> _THE TASK_: Leave the images out, and otherwise write out each entry exactly.

--- MATERIAL PROVIDED ---

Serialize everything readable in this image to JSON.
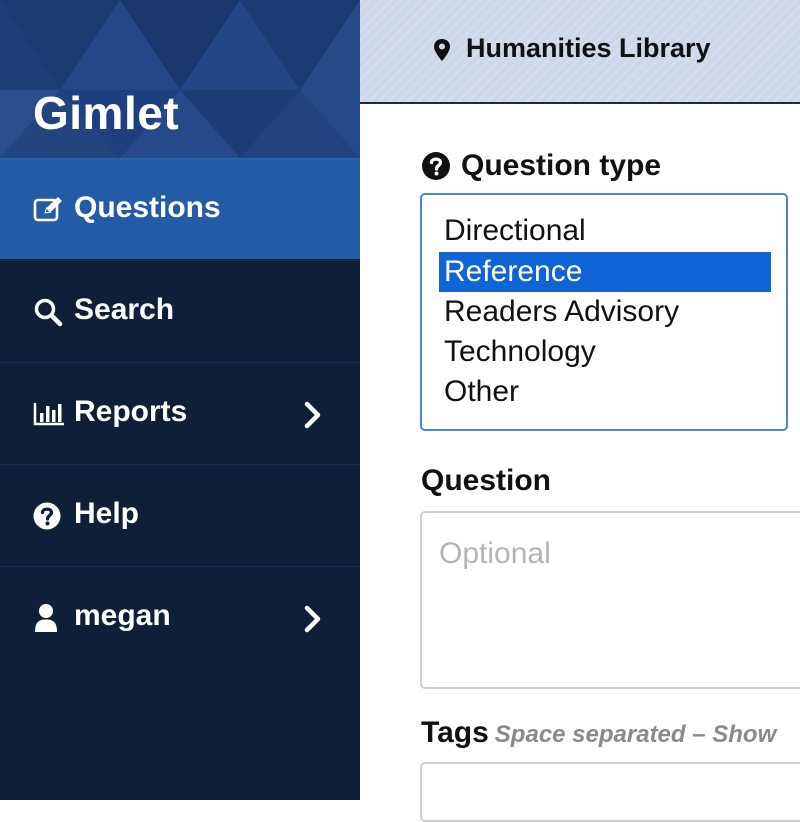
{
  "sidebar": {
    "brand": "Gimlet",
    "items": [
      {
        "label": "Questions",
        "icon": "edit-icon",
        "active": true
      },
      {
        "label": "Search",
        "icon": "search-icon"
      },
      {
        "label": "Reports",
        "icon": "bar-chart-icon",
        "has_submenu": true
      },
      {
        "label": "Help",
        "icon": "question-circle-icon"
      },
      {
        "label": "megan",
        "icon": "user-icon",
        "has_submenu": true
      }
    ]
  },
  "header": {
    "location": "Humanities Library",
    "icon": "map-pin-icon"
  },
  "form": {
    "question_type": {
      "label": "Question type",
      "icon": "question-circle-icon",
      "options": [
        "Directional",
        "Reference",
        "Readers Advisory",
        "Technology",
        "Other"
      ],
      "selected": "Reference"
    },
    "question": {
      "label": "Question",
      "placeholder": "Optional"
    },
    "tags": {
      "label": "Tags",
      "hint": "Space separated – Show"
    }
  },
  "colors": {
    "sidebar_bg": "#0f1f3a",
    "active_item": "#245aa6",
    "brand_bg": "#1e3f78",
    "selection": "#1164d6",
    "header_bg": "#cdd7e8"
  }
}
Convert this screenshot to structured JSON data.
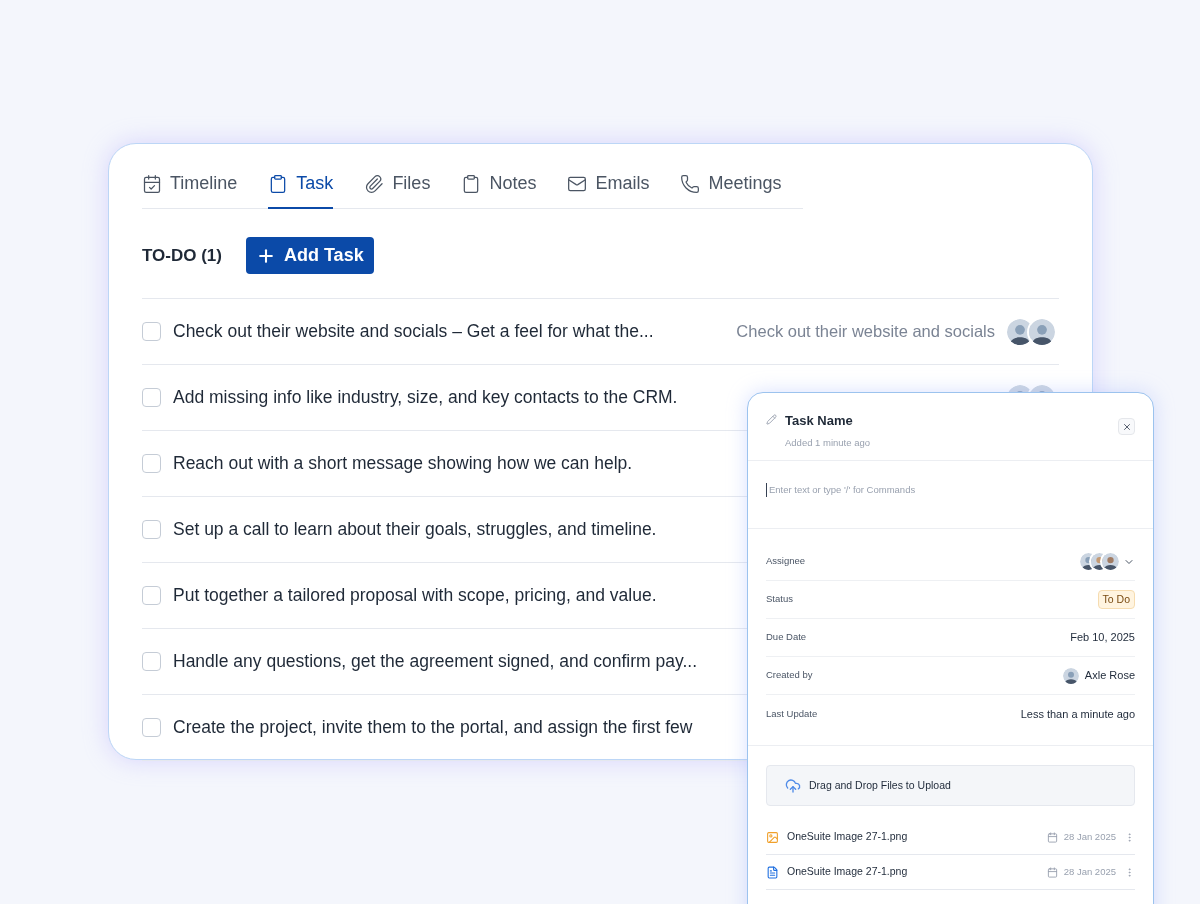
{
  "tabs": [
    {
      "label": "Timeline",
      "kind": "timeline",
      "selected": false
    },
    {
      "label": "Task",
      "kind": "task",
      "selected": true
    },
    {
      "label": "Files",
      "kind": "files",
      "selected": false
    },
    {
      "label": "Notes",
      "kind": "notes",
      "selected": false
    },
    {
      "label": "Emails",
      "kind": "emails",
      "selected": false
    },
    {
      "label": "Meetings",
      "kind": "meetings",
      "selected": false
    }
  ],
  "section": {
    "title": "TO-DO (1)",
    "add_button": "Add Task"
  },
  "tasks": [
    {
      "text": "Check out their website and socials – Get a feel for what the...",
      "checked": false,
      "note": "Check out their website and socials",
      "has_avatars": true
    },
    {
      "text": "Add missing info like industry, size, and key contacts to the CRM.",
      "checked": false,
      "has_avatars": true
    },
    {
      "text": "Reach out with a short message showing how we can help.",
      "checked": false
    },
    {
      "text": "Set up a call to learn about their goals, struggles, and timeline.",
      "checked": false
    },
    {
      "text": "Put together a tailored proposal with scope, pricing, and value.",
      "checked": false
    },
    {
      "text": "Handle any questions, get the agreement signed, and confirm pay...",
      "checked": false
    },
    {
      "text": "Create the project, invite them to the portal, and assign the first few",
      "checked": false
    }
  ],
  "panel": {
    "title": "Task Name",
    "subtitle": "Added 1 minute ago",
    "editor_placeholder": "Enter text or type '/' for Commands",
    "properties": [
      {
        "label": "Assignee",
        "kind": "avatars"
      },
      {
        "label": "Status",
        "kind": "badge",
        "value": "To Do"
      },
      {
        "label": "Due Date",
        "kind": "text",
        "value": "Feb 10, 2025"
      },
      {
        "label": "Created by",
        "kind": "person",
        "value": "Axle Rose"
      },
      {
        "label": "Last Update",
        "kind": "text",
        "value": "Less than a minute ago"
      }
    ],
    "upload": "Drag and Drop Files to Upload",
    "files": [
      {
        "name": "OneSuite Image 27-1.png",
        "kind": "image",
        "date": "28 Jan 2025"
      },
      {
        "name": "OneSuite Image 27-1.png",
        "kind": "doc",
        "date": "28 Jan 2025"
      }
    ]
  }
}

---

> _OUTPUT_:
Serialize everything readable in this image to JSON.
{
  "sidebar": {
    "brand": "Gimlet",
    "items": [
      {
        "label": "Questions",
        "icon": "edit-icon",
        "active": true
      },
      {
        "label": "Search",
        "icon": "search-icon"
      },
      {
        "label": "Reports",
        "icon": "bar-chart-icon",
        "has_submenu": true
      },
      {
        "label": "Help",
        "icon": "question-circle-icon"
      },
      {
        "label": "megan",
        "icon": "user-icon",
        "has_submenu": true
      }
    ]
  },
  "header": {
    "location": "Humanities Library",
    "icon": "map-pin-icon"
  },
  "form": {
    "question_type": {
      "label": "Question type",
      "icon": "question-circle-icon",
      "options": [
        "Directional",
        "Reference",
        "Readers Advisory",
        "Technology",
        "Other"
      ],
      "selected": "Reference"
    },
    "question": {
      "label": "Question",
      "placeholder": "Optional"
    },
    "tags": {
      "label": "Tags",
      "hint": "Space separated – Show"
    }
  },
  "colors": {
    "sidebar_bg": "#0f1f3a",
    "active_item": "#245aa6",
    "brand_bg": "#1e3f78",
    "selection": "#1164d6",
    "header_bg": "#cdd7e8"
  }
}
Convert this screenshot to structured JSON data.
{
  "tabs": [
    {
      "label": "Timeline",
      "kind": "timeline",
      "selected": false
    },
    {
      "label": "Task",
      "kind": "task",
      "selected": true
    },
    {
      "label": "Files",
      "kind": "files",
      "selected": false
    },
    {
      "label": "Notes",
      "kind": "notes",
      "selected": false
    },
    {
      "label": "Emails",
      "kind": "emails",
      "selected": false
    },
    {
      "label": "Meetings",
      "kind": "meetings",
      "selected": false
    }
  ],
  "section": {
    "title": "TO-DO (1)",
    "add_button": "Add Task"
  },
  "tasks": [
    {
      "text": "Check out their website and socials – Get a feel for what the...",
      "checked": false,
      "note": "Check out their website and socials",
      "has_avatars": true
    },
    {
      "text": "Add missing info like industry, size, and key contacts to the CRM.",
      "checked": false,
      "has_avatars": true
    },
    {
      "text": "Reach out with a short message showing how we can help.",
      "checked": false
    },
    {
      "text": "Set up a call to learn about their goals, struggles, and timeline.",
      "checked": false
    },
    {
      "text": "Put together a tailored proposal with scope, pricing, and value.",
      "checked": false
    },
    {
      "text": "Handle any questions, get the agreement signed, and confirm pay...",
      "checked": false
    },
    {
      "text": "Create the project, invite them to the portal, and assign the first few",
      "checked": false
    }
  ],
  "panel": {
    "title": "Task Name",
    "subtitle": "Added 1 minute ago",
    "editor_placeholder": "Enter text or type '/' for Commands",
    "properties": [
      {
        "label": "Assignee",
        "kind": "avatars"
      },
      {
        "label": "Status",
        "kind": "badge",
        "value": "To Do"
      },
      {
        "label": "Due Date",
        "kind": "text",
        "value": "Feb 10, 2025"
      },
      {
        "label": "Created by",
        "kind": "person",
        "value": "Axle Rose"
      },
      {
        "label": "Last Update",
        "kind": "text",
        "value": "Less than a minute ago"
      }
    ],
    "upload": "Drag and Drop Files to Upload",
    "files": [
      {
        "name": "OneSuite Image 27-1.png",
        "kind": "image",
        "date": "28 Jan 2025"
      },
      {
        "name": "OneSuite Image 27-1.png",
        "kind": "doc",
        "date": "28 Jan 2025"
      }
    ]
  }
}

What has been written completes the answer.